The resources include teacher’s notes and a guide for parents and guardians so that they can discuss this subject at home. We have also created a supporting film featuring young people discussing this issue which you can see a trailer for below.
Teachers can illustrate the lesson with our suggested case studies or, using our guidance, they can choose their own.”
Free online resources for ages 9-11
“Stories and activities to help build self-esteem, confidence, positive body image and resilience in children.
With 29 real life and relatable stories at its heart, this practical resource is designed to help build self-esteem and body confidence in children aged 5-11. Each story is the focus of a ready-to-use lesson plan, covering common issues that affect children such as a lack of body confidence, feeling pressured by peers and worries about puberty.
The stories are preceded by guidance on how to introduce the topic and the learning outcomes, and they are followed by a range of activities to reinforce the messages being taught. The stories can either be read aloud to a class or group or photocopied and shared for individual reading. Perfect for use in PSHE lessons with groups of children, or in one-to-one settings in the therapy room or at home, this book is a useful resource for PSHE co-ordinators, teachers, school counsellors, pastoral care teams, youth workers as well as parents.”

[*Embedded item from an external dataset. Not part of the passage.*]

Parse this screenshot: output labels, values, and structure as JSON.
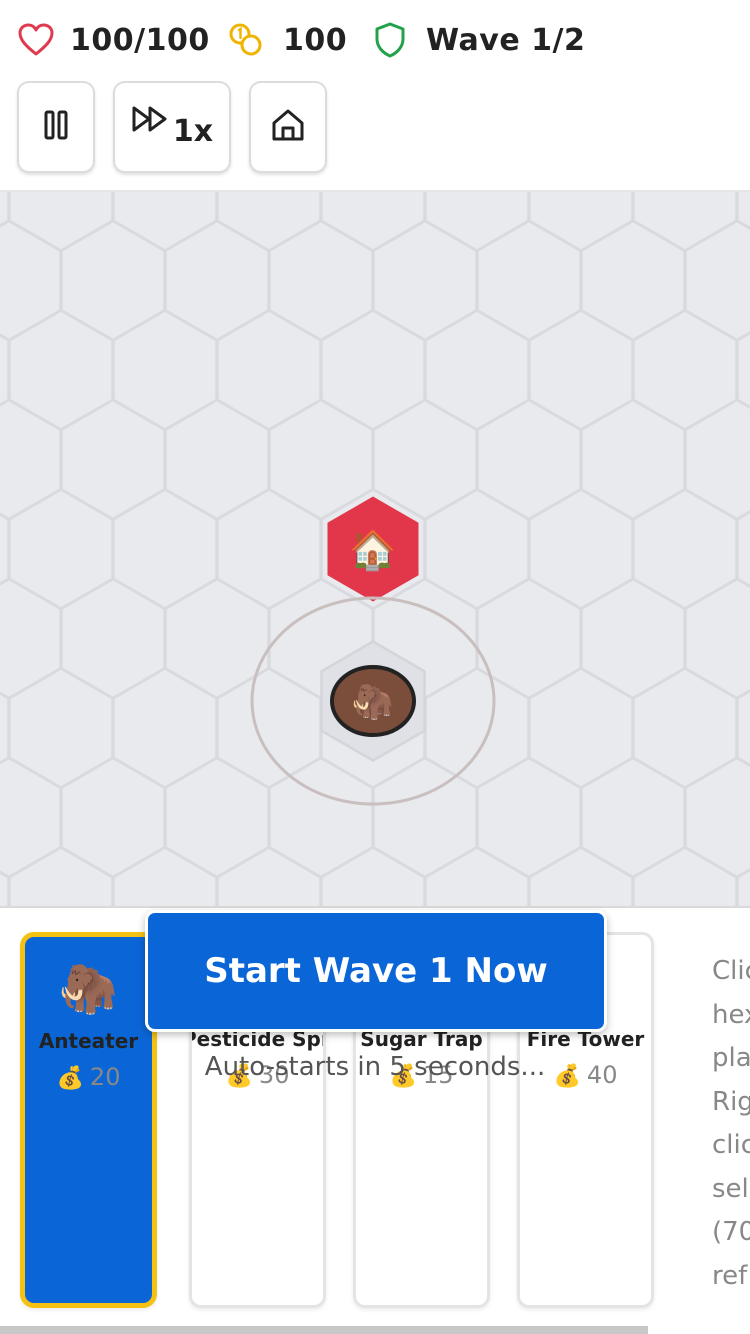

I can’t tell you how much I love this book – I’ve used it with my own girls (aged 6) at home too.
£16.99 age 5-11
“Bodies do all sorts of amazing things, like move around, grow bigger and heal themselves. Bodies also come in all sorts of shapes and sizes and we need to take care of them so that they stay healthy and strong. If we listen to our bodies they tell us exactly what they need.
The colourful illustrations in this unique picture book will encourage children to love their bodies from an early age. By learning about all the wonderful things bodies can do, and how each body is different and unique, children will be inspired to take good care of their bodies throughout their lives. Promoting respect for body diversity among children will also encourage kindness and help prevent bullying.
This book is ideal for children aged 4 and upwards to read at home or school, either alone or with a parent, family member, teacher or other caring professional.”
£10.99 – age 4 and upwards
The research behind today’s reports
I hope you found this helpful. Please leave a comment with any suggestions, questions or areas for further exploration.